Sharing is Caring, & Makes the Cars Go Round
By: Jared Harvill | Tennessee SLC Member
A few days ago, while I was trapped in a YouTube rabbit hole, I came across a video that suggested we should get rid of traffic signs altogether. Naturally, when I read that thumbnail, I was intrigued but also horrified at the thought of what a disaster that would mean for traffic safety. At least that’s what I thought until I watched the whole video. As it turns out, this idea may not be so crazy to some. Some experts suggest replacing intersections with “shared spaces” could reduce traffic accidents, traffic congestion and make intersections safer for pedestrians.
The idea comes from urban planners who seek to reduce traffic congestion in intersections and make them more free-flowing. It has been done in several cities across Europe within the last decade and has shown to accomplish the desired goal behind them. For example, Ipswich, UK, replaced one of their intersections with a shared space, which resulted in their fatal accident rate to fall from 23 over 3 years to only 1 per year. That’s a significant drop! There have also been similar drops in fatality rates in other cities that have done the same thing. In each case, the shared spaces reduce traffic and waiting times because cars do not have to stop and wait for the traffic lights. Cars, bicycles, and pedestrians all share the same open space and therefore slow down and steadily move around. This creates a situation where everyone must become more aware of their surroundings rather than relying on traffic lights. In these cases, the concept works. Traffic congestion is reduced, fatal accident rates drop, and pedestrians are given more consideration and have more room to walk freely.

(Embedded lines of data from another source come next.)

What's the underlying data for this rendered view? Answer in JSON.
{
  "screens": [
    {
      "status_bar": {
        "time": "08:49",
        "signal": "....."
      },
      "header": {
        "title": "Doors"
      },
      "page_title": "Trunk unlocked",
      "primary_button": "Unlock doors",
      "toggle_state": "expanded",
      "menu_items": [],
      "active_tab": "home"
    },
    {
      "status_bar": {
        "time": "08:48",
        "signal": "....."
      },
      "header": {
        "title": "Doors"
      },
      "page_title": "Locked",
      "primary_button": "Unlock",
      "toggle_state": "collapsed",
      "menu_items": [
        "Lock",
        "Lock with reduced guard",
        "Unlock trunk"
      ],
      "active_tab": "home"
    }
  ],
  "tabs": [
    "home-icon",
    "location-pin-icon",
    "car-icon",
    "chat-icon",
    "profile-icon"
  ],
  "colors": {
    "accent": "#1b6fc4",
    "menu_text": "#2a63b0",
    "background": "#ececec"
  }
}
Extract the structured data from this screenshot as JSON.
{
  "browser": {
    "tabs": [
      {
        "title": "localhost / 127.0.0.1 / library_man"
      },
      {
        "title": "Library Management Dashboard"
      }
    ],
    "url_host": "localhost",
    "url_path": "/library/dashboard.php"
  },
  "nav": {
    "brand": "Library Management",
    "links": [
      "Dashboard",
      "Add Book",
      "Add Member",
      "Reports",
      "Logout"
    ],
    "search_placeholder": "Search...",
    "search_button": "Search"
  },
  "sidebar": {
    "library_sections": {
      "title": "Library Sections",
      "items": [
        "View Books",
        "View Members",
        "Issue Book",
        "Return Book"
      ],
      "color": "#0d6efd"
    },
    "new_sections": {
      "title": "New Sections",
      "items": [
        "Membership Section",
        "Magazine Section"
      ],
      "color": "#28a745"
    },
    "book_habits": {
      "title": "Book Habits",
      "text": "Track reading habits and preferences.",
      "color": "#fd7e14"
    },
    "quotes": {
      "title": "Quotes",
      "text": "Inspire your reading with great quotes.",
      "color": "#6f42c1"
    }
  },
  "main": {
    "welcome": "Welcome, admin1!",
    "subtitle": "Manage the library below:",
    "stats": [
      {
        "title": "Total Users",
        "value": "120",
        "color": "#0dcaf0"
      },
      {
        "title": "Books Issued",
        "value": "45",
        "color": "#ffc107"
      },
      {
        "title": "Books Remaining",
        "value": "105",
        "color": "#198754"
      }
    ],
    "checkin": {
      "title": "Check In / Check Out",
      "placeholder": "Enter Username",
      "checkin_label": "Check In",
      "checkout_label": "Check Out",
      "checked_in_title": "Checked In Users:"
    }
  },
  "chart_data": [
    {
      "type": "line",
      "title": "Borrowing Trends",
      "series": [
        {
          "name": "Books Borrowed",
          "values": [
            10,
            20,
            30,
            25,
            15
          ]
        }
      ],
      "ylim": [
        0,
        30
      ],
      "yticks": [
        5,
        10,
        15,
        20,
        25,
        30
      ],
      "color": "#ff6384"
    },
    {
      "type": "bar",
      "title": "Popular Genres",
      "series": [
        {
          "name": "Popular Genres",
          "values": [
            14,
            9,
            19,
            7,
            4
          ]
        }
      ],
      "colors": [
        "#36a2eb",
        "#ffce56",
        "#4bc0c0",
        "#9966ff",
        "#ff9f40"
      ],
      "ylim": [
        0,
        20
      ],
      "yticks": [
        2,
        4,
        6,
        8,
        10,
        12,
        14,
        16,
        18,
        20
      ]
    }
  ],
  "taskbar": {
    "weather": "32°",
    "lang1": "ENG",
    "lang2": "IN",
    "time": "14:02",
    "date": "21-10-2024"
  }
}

While it may seem as though a shared space is the perfect alternative to traditional intersections, it does have its own challenges. Shared spaces have proven to be somewhat of a challenge for disabled individuals who previously relied on traffic lights and signals to cue them to be able to cross the street. One family in the UK lost their disabled loved one during a vehicular accident in one of these shared spaces. They called for a return to traditional traffic lights, claiming that their son would not have died if they were still there. In 2015, the UK Parliament called for a temporary pause on installing all-new shared spaces until they could develop a better way of accommodating disabled people. It is now up to our elected officials and us to weigh both the issues and benefits of shared spaces.
We have seen these shared spaces in Europe over the last few years, but could they work in the United States? Could we take away all of our traffic light intersections and replace them with shared spaces? Should we do this? Of course, more research needs to be conducted on these shared spaces, but the existing data is thought-provoking. Replacing our intersections with shared spaces could lead to less traffic congestion, more free-flowing movement of cars and pedestrians, and higher levels of traffic safety for all who use them, as long as the right accommodations and safety precautions are made. However, they may not work in every community depending on their terrain or other factors that would hinder their effectiveness, so we need to consider this new idea carefully. It’s a gray area that the leaders of today and tomorrow should definitely continue to research!